■ EXERCISE MATERIALS ■
^^^^^^^^

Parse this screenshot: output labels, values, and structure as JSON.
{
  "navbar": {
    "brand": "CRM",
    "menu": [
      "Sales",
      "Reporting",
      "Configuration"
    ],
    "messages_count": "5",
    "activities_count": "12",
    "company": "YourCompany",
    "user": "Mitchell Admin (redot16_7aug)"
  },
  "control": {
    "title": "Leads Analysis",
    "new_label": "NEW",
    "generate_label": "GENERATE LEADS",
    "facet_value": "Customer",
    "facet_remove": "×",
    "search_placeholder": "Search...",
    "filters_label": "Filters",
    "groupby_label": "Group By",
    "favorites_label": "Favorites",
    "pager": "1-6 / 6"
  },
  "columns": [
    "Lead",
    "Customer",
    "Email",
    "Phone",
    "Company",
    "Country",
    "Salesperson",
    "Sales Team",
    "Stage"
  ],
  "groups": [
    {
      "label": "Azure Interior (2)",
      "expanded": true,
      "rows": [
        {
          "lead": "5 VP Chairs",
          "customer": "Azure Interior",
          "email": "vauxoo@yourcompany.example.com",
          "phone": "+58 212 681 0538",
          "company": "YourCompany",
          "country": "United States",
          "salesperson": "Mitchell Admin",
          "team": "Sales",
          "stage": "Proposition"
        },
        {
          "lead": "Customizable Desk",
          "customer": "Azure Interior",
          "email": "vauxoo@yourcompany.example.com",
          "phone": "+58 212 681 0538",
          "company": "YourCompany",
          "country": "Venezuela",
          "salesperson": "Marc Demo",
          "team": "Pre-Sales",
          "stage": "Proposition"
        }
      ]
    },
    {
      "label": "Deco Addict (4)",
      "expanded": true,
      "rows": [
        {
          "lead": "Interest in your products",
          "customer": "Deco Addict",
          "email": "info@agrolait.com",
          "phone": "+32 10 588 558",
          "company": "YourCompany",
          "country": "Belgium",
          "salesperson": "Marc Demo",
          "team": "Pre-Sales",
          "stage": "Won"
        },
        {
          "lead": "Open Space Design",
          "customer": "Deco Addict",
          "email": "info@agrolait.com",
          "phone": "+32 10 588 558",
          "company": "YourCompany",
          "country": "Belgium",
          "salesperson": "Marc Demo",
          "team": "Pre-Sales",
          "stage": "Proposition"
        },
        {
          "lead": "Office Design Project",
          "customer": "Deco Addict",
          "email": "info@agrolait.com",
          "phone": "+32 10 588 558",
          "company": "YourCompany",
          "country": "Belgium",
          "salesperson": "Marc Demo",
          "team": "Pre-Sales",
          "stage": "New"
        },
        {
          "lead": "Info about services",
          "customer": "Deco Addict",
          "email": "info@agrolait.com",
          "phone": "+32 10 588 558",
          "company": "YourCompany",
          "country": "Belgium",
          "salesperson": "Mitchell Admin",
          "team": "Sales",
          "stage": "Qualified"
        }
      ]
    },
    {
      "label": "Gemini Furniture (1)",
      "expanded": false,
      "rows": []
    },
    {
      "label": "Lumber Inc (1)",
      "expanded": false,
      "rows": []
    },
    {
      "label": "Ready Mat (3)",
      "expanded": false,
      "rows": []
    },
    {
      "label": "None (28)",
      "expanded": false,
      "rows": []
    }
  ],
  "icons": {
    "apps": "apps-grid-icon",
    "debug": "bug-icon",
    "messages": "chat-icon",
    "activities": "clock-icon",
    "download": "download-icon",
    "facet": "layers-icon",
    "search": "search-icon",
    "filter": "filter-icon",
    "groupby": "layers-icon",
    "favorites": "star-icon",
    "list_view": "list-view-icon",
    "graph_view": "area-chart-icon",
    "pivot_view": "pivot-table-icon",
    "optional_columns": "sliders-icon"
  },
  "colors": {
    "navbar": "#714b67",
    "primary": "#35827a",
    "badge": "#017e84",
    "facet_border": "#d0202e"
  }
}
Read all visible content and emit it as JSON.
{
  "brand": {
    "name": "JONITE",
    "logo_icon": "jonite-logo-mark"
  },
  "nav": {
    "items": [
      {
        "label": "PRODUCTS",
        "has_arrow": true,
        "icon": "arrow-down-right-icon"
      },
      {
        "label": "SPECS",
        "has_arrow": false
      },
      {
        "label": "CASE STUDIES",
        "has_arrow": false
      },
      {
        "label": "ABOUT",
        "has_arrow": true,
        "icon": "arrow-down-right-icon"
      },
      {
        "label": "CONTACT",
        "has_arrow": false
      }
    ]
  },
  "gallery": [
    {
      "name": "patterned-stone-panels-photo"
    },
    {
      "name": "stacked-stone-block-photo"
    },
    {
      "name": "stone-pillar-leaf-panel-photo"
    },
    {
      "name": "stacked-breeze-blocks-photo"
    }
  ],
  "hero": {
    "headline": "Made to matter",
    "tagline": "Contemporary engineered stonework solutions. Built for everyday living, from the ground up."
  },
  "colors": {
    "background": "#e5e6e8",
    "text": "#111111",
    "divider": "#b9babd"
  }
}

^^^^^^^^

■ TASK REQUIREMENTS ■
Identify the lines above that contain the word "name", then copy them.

■ SOLUTION ■
    "name": "JONITE",
      "name": "patterned-stone-panels-photo"
      "name": "stacked-stone-block-photo"
      "name": "stone-pillar-leaf-panel-photo"
      "name": "stacked-breeze-blocks-photo"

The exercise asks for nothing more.